▶ What is needed: Quote the records in full and leave their pictures out.

──────── Information provided ────────

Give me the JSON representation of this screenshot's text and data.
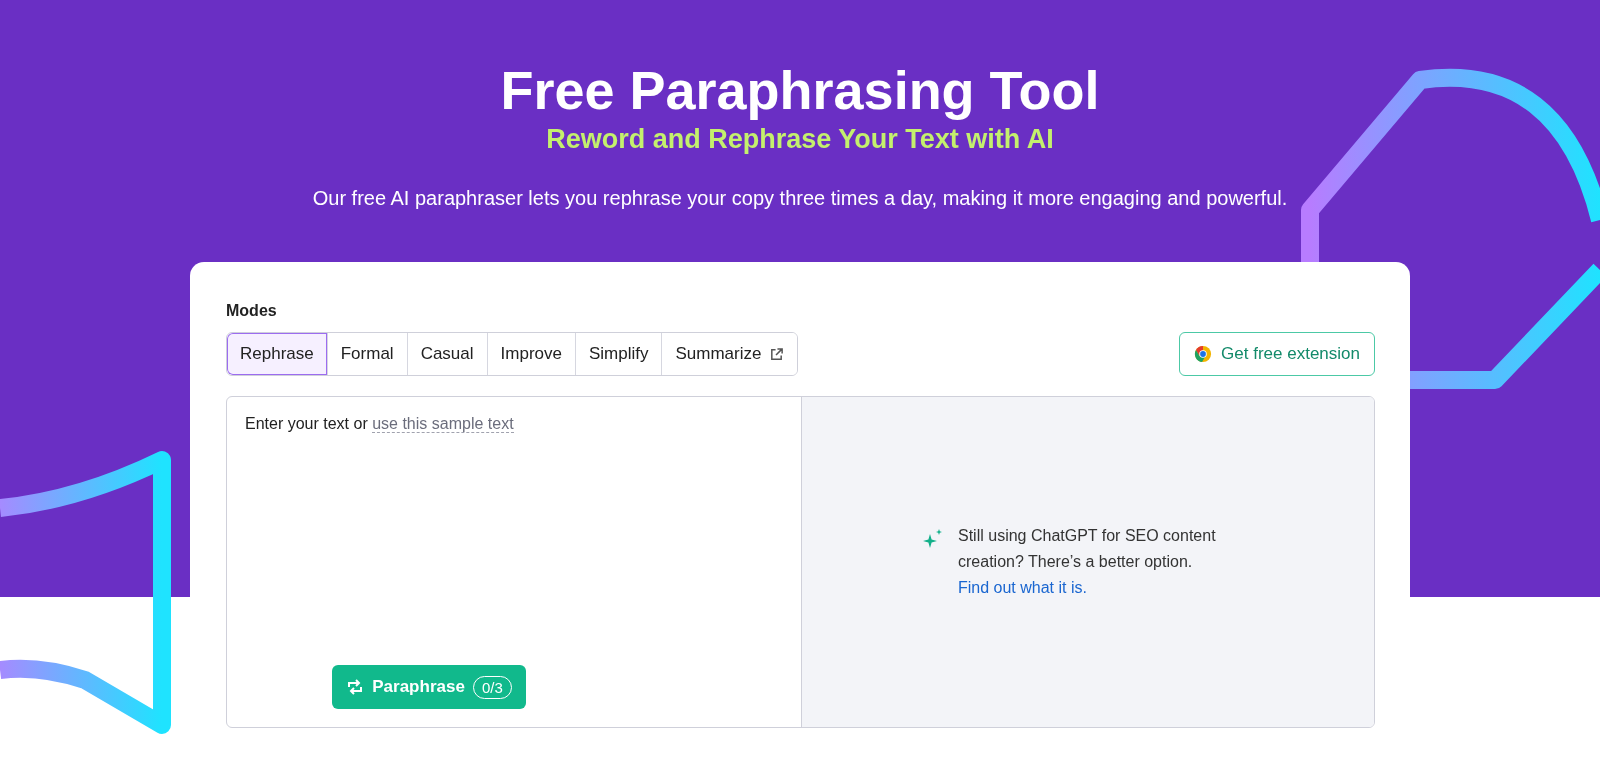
{
  "hero": {
    "title": "Free Paraphrasing Tool",
    "subtitle": "Reword and Rephrase Your Text with AI",
    "description": "Our free AI paraphraser lets you rephrase your copy three times a day, making it more engaging and powerful."
  },
  "modes": {
    "label": "Modes",
    "tabs": [
      {
        "label": "Rephrase",
        "selected": true,
        "external": false
      },
      {
        "label": "Formal",
        "selected": false,
        "external": false
      },
      {
        "label": "Casual",
        "selected": false,
        "external": false
      },
      {
        "label": "Improve",
        "selected": false,
        "external": false
      },
      {
        "label": "Simplify",
        "selected": false,
        "external": false
      },
      {
        "label": "Summarize",
        "selected": false,
        "external": true
      }
    ]
  },
  "extension_button": {
    "label": "Get free extension"
  },
  "editor": {
    "prompt": "Enter your text or",
    "sample_link": "use this sample text",
    "button": {
      "label": "Paraphrase",
      "count": "0/3"
    }
  },
  "output_panel": {
    "message": "Still using ChatGPT for SEO content creation? There’s a better option.",
    "link": "Find out what it is."
  }
}
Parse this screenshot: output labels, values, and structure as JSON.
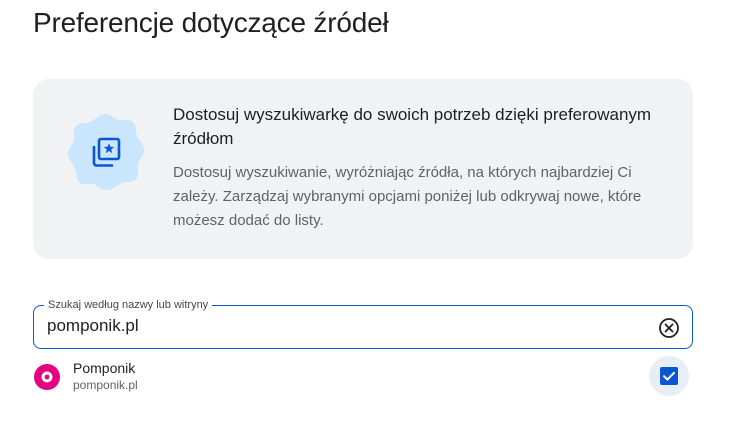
{
  "page": {
    "title": "Preferencje dotyczące źródeł"
  },
  "info_card": {
    "icon": "star-collection-icon",
    "title": "Dostosuj wyszukiwarkę do swoich potrzeb dzięki preferowanym źródłom",
    "description": "Dostosuj wyszukiwanie, wyróżniając źródła, na których najbardziej Ci zależy. Zarządzaj wybranymi opcjami poniżej lub odkrywaj nowe, które możesz dodać do listy."
  },
  "search": {
    "label": "Szukaj według nazwy lub witryny",
    "value": "pomponik.pl",
    "clear_icon": "clear-icon"
  },
  "results": [
    {
      "name": "Pomponik",
      "domain": "pomponik.pl",
      "favicon_color": "#e4007e",
      "checked": true
    }
  ],
  "colors": {
    "accent": "#0b57d0",
    "card_bg": "#f0f2f4",
    "icon_blob": "#c9e6fd",
    "icon_stroke": "#0b57d0"
  }
}
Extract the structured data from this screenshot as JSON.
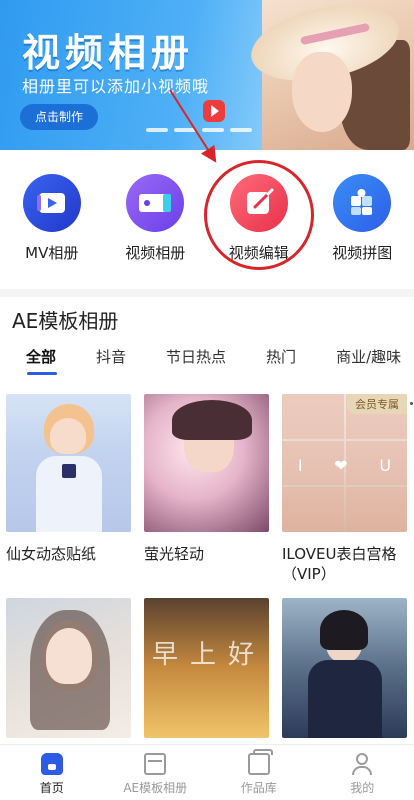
{
  "banner": {
    "title": "视频相册",
    "subtitle": "相册里可以添加小视频哦",
    "cta_label": "点击制作"
  },
  "quick_actions": [
    {
      "label": "MV相册",
      "icon": "play-card-icon"
    },
    {
      "label": "视频相册",
      "icon": "film-strip-icon"
    },
    {
      "label": "视频编辑",
      "icon": "edit-pen-icon"
    },
    {
      "label": "视频拼图",
      "icon": "puzzle-icon"
    }
  ],
  "section": {
    "title": "AE模板相册",
    "tabs": [
      "全部",
      "抖音",
      "节日热点",
      "热门",
      "商业/趣味"
    ],
    "active_tab": "全部"
  },
  "cards": [
    {
      "title": "仙女动态贴纸",
      "badge": ""
    },
    {
      "title": "萤光轻动",
      "badge": ""
    },
    {
      "title": "ILOVEU表白宫格（VIP）",
      "badge": "会员专属",
      "overlay_letters": [
        "I",
        "❤",
        "U"
      ]
    },
    {
      "title": "",
      "badge": ""
    },
    {
      "title": "",
      "badge": "",
      "overlay_text": "早上好"
    },
    {
      "title": "",
      "badge": ""
    }
  ],
  "bottom_nav": [
    {
      "label": "首页",
      "active": true
    },
    {
      "label": "AE模板相册",
      "active": false
    },
    {
      "label": "作品库",
      "active": false
    },
    {
      "label": "我的",
      "active": false
    }
  ],
  "colors": {
    "accent": "#2c5be6",
    "highlight_circle": "#d8252b",
    "banner_blue": "#2f9bf0"
  }
}
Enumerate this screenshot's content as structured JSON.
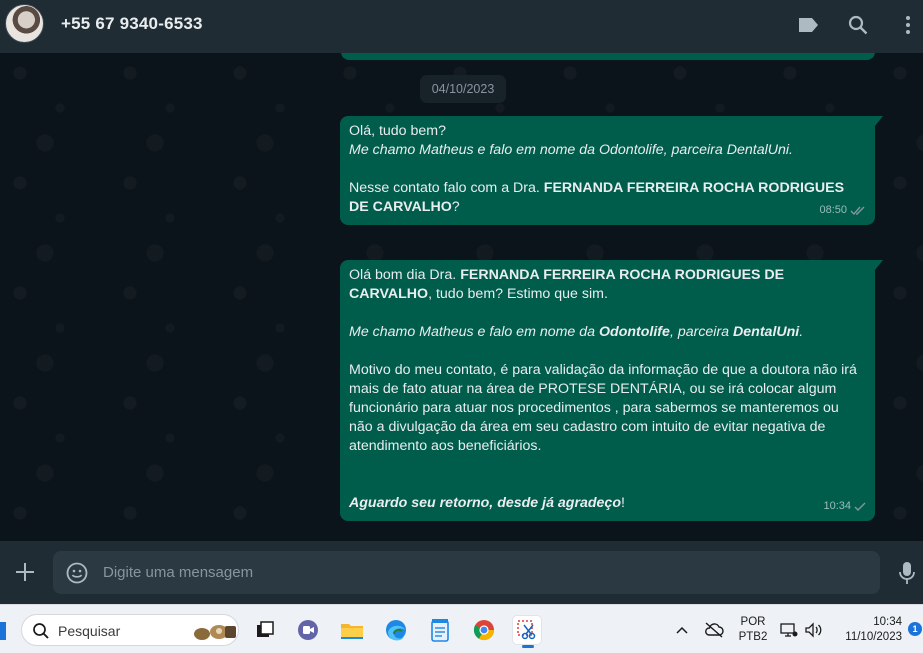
{
  "header": {
    "contact_name": "+55 67 9340-6533",
    "icons": [
      "label-icon",
      "search-icon",
      "menu-dots-icon"
    ]
  },
  "chat": {
    "date_chip": "04/10/2023",
    "messages": [
      {
        "time": "08:50",
        "status": "read-double-check",
        "line1": "Olá, tudo bem?",
        "line2": "Me chamo Matheus e falo em nome da Odontolife, parceira DentalUni.",
        "line3_pre": "Nesse contato falo com a Dra. ",
        "line3_bold": "FERNANDA FERREIRA ROCHA RODRIGUES DE CARVALHO",
        "line3_post": "?"
      },
      {
        "time": "10:34",
        "status": "sent-single-check",
        "p1_pre": "Olá bom dia Dra. ",
        "p1_bold": "FERNANDA FERREIRA ROCHA RODRIGUES DE CARVALHO",
        "p1_post": ", tudo bem? Estimo que sim.",
        "p2_a": "Me chamo Matheus e falo em nome da ",
        "p2_b": "Odontolife",
        "p2_c": ", parceira ",
        "p2_d": "DentalUni",
        "p2_e": ".",
        "p3": "Motivo do meu contato, é para validação da informação de que a doutora não irá mais de fato atuar na área de PROTESE DENTÁRIA, ou se irá colocar algum funcionário para atuar nos procedimentos , para sabermos se manteremos ou não a divulgação da área em seu cadastro com intuito de evitar negativa de atendimento aos beneficiários.",
        "p4_bold": "Aguardo seu retorno, desde já agradeço",
        "p4_post": "!"
      }
    ]
  },
  "composer": {
    "placeholder": "Digite uma mensagem"
  },
  "taskbar": {
    "search_placeholder": "Pesquisar",
    "apps": [
      "task-view-icon",
      "teams-icon",
      "file-explorer-icon",
      "edge-icon",
      "notepad-icon",
      "chrome-icon",
      "snipping-tool-icon"
    ],
    "lang_top": "POR",
    "lang_bottom": "PTB2",
    "time": "10:34",
    "date": "11/10/2023",
    "notification_count": "1"
  },
  "colors": {
    "outgoing_bubble": "#005c4b",
    "header_bg": "#202c33",
    "chat_bg": "#0b141a",
    "read_tick": "#8696a0"
  }
}
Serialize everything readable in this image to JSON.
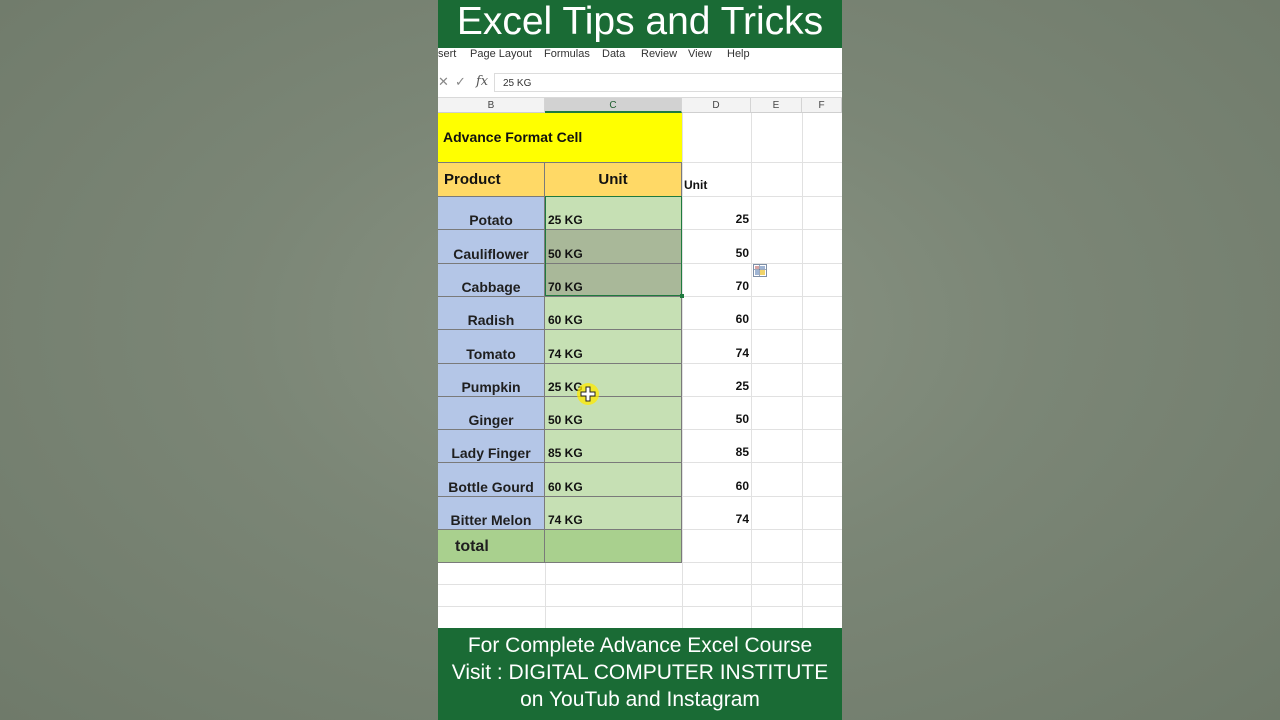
{
  "banner_title": "Excel Tips and Tricks",
  "ribbon": {
    "tabs": [
      "sert",
      "Page Layout",
      "Formulas",
      "Data",
      "Review",
      "View",
      "Help"
    ]
  },
  "formula_bar": {
    "cancel_icon": "close-icon",
    "enter_icon": "check-icon",
    "fx_label": "fx",
    "value": "25 KG"
  },
  "columns": [
    "B",
    "C",
    "D",
    "E",
    "F"
  ],
  "table": {
    "title": "Advance Format Cell",
    "header_product": "Product",
    "header_unit": "Unit",
    "products": [
      "Potato",
      "Cauliflower",
      "Cabbage",
      "Radish",
      "Tomato",
      "Pumpkin",
      "Ginger",
      "Lady Finger",
      "Bottle Gourd",
      "Bitter Melon"
    ],
    "units": [
      "25 KG",
      "50 KG",
      "70 KG",
      "60 KG",
      "74 KG",
      "25 KG",
      "50 KG",
      "85 KG",
      "60 KG",
      "74 KG"
    ],
    "total_label": "total"
  },
  "column_d": {
    "label": "Unit",
    "values": [
      "25",
      "50",
      "70",
      "60",
      "74",
      "25",
      "50",
      "85",
      "60",
      "74"
    ]
  },
  "quick_analysis_icon": "quick-analysis-icon",
  "footer": {
    "line1": "For Complete Advance Excel Course",
    "line2": "Visit : DIGITAL COMPUTER INSTITUTE",
    "line3": "on YouTub and Instagram"
  },
  "colors": {
    "banner": "#1a6b35",
    "title_fill": "#ffff00",
    "header_fill": "#ffd966",
    "product_fill": "#b4c6e7",
    "unit_fill": "#c6e0b4",
    "total_fill": "#a9d08e",
    "selection": "#1f7a3f"
  }
}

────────

▶ Solution to this exercise:
Give me the JSON representation of this screenshot's text and data.
{
  "hero": {
    "title": "Free Paraphrasing Tool",
    "subtitle": "Reword and Rephrase Your Text with AI",
    "description": "Our free AI paraphraser lets you rephrase your copy three times a day, making it more engaging and powerful."
  },
  "modes": {
    "label": "Modes",
    "tabs": [
      {
        "label": "Rephrase",
        "selected": true,
        "external": false
      },
      {
        "label": "Formal",
        "selected": false,
        "external": false
      },
      {
        "label": "Casual",
        "selected": false,
        "external": false
      },
      {
        "label": "Improve",
        "selected": false,
        "external": false
      },
      {
        "label": "Simplify",
        "selected": false,
        "external": false
      },
      {
        "label": "Summarize",
        "selected": false,
        "external": true
      }
    ]
  },
  "extension_button": {
    "label": "Get free extension"
  },
  "editor": {
    "prompt": "Enter your text or",
    "sample_link": "use this sample text",
    "button": {
      "label": "Paraphrase",
      "count": "0/3"
    }
  },
  "output_panel": {
    "message": "Still using ChatGPT for SEO content creation? There’s a better option.",
    "link": "Find out what it is."
  }
}
Parse this screenshot: output labels, values, and structure as JSON.
{
  "page": {
    "title": "Preferencje dotyczące źródeł"
  },
  "info_card": {
    "icon": "star-collection-icon",
    "title": "Dostosuj wyszukiwarkę do swoich potrzeb dzięki preferowanym źródłom",
    "description": "Dostosuj wyszukiwanie, wyróżniając źródła, na których najbardziej Ci zależy. Zarządzaj wybranymi opcjami poniżej lub odkrywaj nowe, które możesz dodać do listy."
  },
  "search": {
    "label": "Szukaj według nazwy lub witryny",
    "value": "pomponik.pl",
    "clear_icon": "clear-icon"
  },
  "results": [
    {
      "name": "Pomponik",
      "domain": "pomponik.pl",
      "favicon_color": "#e4007e",
      "checked": true
    }
  ],
  "colors": {
    "accent": "#0b57d0",
    "card_bg": "#f0f2f4",
    "icon_blob": "#c9e6fd",
    "icon_stroke": "#0b57d0"
  }
}
Extract the structured data from this screenshot as JSON.
{
  "banner": {
    "title": "视频相册",
    "subtitle": "相册里可以添加小视频哦",
    "cta_label": "点击制作"
  },
  "quick_actions": [
    {
      "label": "MV相册",
      "icon": "play-card-icon"
    },
    {
      "label": "视频相册",
      "icon": "film-strip-icon"
    },
    {
      "label": "视频编辑",
      "icon": "edit-pen-icon"
    },
    {
      "label": "视频拼图",
      "icon": "puzzle-icon"
    }
  ],
  "section": {
    "title": "AE模板相册",
    "tabs": [
      "全部",
      "抖音",
      "节日热点",
      "热门",
      "商业/趣味"
    ],
    "active_tab": "全部"
  },
  "cards": [
    {
      "title": "仙女动态贴纸",
      "badge": ""
    },
    {
      "title": "萤光轻动",
      "badge": ""
    },
    {
      "title": "ILOVEU表白宫格（VIP）",
      "badge": "会员专属",
      "overlay_letters": [
        "I",
        "❤",
        "U"
      ]
    },
    {
      "title": "",
      "badge": ""
    },
    {
      "title": "",
      "badge": "",
      "overlay_text": "早上好"
    },
    {
      "title": "",
      "badge": ""
    }
  ],
  "bottom_nav": [
    {
      "label": "首页",
      "active": true
    },
    {
      "label": "AE模板相册",
      "active": false
    },
    {
      "label": "作品库",
      "active": false
    },
    {
      "label": "我的",
      "active": false
    }
  ],
  "colors": {
    "accent": "#2c5be6",
    "highlight_circle": "#d8252b",
    "banner_blue": "#2f9bf0"
  }
}
Enumerate this screenshot's content as structured JSON.
{
  "header": {
    "contact_name": "+55 67 9340-6533",
    "icons": [
      "label-icon",
      "search-icon",
      "menu-dots-icon"
    ]
  },
  "chat": {
    "date_chip": "04/10/2023",
    "messages": [
      {
        "time": "08:50",
        "status": "read-double-check",
        "line1": "Olá, tudo bem?",
        "line2": "Me chamo Matheus e falo em nome da Odontolife, parceira DentalUni.",
        "line3_pre": "Nesse contato falo com a Dra. ",
        "line3_bold": "FERNANDA FERREIRA ROCHA RODRIGUES DE CARVALHO",
        "line3_post": "?"
      },
      {
        "time": "10:34",
        "status": "sent-single-check",
        "p1_pre": "Olá bom dia Dra. ",
        "p1_bold": "FERNANDA FERREIRA ROCHA RODRIGUES DE CARVALHO",
        "p1_post": ", tudo bem? Estimo que sim.",
        "p2_a": "Me chamo Matheus e falo em nome da ",
        "p2_b": "Odontolife",
        "p2_c": ", parceira ",
        "p2_d": "DentalUni",
        "p2_e": ".",
        "p3": "Motivo do meu contato, é para validação da informação de que a doutora não irá mais de fato atuar na área de PROTESE DENTÁRIA, ou se irá colocar algum funcionário para atuar nos procedimentos , para sabermos se manteremos ou não a divulgação da área em seu cadastro com intuito de evitar negativa de atendimento aos beneficiários.",
        "p4_bold": "Aguardo seu retorno, desde já agradeço",
        "p4_post": "!"
      }
    ]
  },
  "composer": {
    "placeholder": "Digite uma mensagem"
  },
  "taskbar": {
    "search_placeholder": "Pesquisar",
    "apps": [
      "task-view-icon",
      "teams-icon",
      "file-explorer-icon",
      "edge-icon",
      "notepad-icon",
      "chrome-icon",
      "snipping-tool-icon"
    ],
    "lang_top": "POR",
    "lang_bottom": "PTB2",
    "time": "10:34",
    "date": "11/10/2023",
    "notification_count": "1"
  },
  "colors": {
    "outgoing_bubble": "#005c4b",
    "header_bg": "#202c33",
    "chat_bg": "#0b141a",
    "read_tick": "#8696a0"
  }
}
Serialize everything readable in this image to JSON.
{
  "banner_title": "Excel Tips and Tricks",
  "ribbon": {
    "tabs": [
      "sert",
      "Page Layout",
      "Formulas",
      "Data",
      "Review",
      "View",
      "Help"
    ]
  },
  "formula_bar": {
    "cancel_icon": "close-icon",
    "enter_icon": "check-icon",
    "fx_label": "fx",
    "value": "25 KG"
  },
  "columns": [
    "B",
    "C",
    "D",
    "E",
    "F"
  ],
  "table": {
    "title": "Advance Format Cell",
    "header_product": "Product",
    "header_unit": "Unit",
    "products": [
      "Potato",
      "Cauliflower",
      "Cabbage",
      "Radish",
      "Tomato",
      "Pumpkin",
      "Ginger",
      "Lady Finger",
      "Bottle Gourd",
      "Bitter Melon"
    ],
    "units": [
      "25 KG",
      "50 KG",
      "70 KG",
      "60 KG",
      "74 KG",
      "25 KG",
      "50 KG",
      "85 KG",
      "60 KG",
      "74 KG"
    ],
    "total_label": "total"
  },
  "column_d": {
    "label": "Unit",
    "values": [
      "25",
      "50",
      "70",
      "60",
      "74",
      "25",
      "50",
      "85",
      "60",
      "74"
    ]
  },
  "quick_analysis_icon": "quick-analysis-icon",
  "footer": {
    "line1": "For Complete Advance Excel Course",
    "line2": "Visit : DIGITAL COMPUTER INSTITUTE",
    "line3": "on YouTub and Instagram"
  },
  "colors": {
    "banner": "#1a6b35",
    "title_fill": "#ffff00",
    "header_fill": "#ffd966",
    "product_fill": "#b4c6e7",
    "unit_fill": "#c6e0b4",
    "total_fill": "#a9d08e",
    "selection": "#1f7a3f"
  }
}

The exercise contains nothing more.